▶ _Work to be completed_: Pull every line with "mixer" from the data.

▶ _Supplied material_:
——

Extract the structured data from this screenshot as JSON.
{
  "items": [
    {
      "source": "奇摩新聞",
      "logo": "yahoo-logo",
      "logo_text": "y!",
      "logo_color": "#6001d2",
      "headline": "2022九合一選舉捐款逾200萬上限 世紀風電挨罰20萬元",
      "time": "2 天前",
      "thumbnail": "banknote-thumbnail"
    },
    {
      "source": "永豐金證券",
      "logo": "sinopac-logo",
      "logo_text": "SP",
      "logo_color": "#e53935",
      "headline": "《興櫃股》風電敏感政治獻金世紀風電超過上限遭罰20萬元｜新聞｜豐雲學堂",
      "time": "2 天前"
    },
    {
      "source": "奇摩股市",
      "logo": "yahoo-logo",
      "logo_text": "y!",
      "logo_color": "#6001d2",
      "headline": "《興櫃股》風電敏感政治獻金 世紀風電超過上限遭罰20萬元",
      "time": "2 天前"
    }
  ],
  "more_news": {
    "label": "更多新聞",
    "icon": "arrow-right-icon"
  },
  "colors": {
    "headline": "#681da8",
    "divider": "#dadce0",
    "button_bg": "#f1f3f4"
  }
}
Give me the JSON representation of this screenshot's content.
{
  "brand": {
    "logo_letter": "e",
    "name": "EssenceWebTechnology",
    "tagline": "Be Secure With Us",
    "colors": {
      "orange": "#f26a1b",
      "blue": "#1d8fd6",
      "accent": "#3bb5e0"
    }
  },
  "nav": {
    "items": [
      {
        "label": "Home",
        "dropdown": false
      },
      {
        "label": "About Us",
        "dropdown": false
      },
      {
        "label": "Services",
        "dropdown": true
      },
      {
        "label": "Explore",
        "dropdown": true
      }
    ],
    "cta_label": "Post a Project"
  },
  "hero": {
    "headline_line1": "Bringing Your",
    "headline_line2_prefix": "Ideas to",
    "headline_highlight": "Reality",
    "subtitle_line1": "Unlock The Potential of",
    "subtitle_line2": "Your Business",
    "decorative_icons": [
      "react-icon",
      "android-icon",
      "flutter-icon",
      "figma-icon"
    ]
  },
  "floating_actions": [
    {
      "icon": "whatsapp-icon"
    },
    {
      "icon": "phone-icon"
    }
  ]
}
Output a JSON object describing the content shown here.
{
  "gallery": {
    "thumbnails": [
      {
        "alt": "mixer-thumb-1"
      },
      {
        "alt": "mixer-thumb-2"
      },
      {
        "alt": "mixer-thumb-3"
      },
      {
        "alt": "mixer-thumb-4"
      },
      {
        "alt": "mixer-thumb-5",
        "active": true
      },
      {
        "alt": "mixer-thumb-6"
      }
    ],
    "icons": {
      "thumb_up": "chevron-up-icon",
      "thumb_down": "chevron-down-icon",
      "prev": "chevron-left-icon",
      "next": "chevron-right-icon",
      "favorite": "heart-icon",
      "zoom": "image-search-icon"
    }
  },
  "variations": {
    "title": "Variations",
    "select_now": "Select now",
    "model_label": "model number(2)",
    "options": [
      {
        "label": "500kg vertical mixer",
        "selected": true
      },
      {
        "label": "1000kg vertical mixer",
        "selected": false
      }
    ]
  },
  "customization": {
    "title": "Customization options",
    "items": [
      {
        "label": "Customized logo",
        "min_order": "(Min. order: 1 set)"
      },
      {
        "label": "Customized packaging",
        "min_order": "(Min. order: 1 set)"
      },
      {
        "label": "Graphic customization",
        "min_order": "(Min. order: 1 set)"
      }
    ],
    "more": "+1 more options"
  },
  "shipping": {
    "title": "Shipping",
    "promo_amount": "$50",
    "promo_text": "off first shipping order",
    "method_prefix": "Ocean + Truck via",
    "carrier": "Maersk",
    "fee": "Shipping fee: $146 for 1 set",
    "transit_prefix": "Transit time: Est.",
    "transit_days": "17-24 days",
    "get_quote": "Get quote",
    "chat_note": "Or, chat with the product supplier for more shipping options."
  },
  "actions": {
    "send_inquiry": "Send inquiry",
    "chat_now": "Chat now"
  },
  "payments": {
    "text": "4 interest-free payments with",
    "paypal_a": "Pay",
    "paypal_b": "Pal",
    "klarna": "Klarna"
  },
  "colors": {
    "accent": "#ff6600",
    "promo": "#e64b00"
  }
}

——

▶ _Completed exercise_:
        "alt": "mixer-thumb-1"
        "alt": "mixer-thumb-2"
        "alt": "mixer-thumb-3"
        "alt": "mixer-thumb-4"
        "alt": "mixer-thumb-5",
        "alt": "mixer-thumb-6"
        "label": "500kg vertical mixer",
        "label": "1000kg vertical mixer",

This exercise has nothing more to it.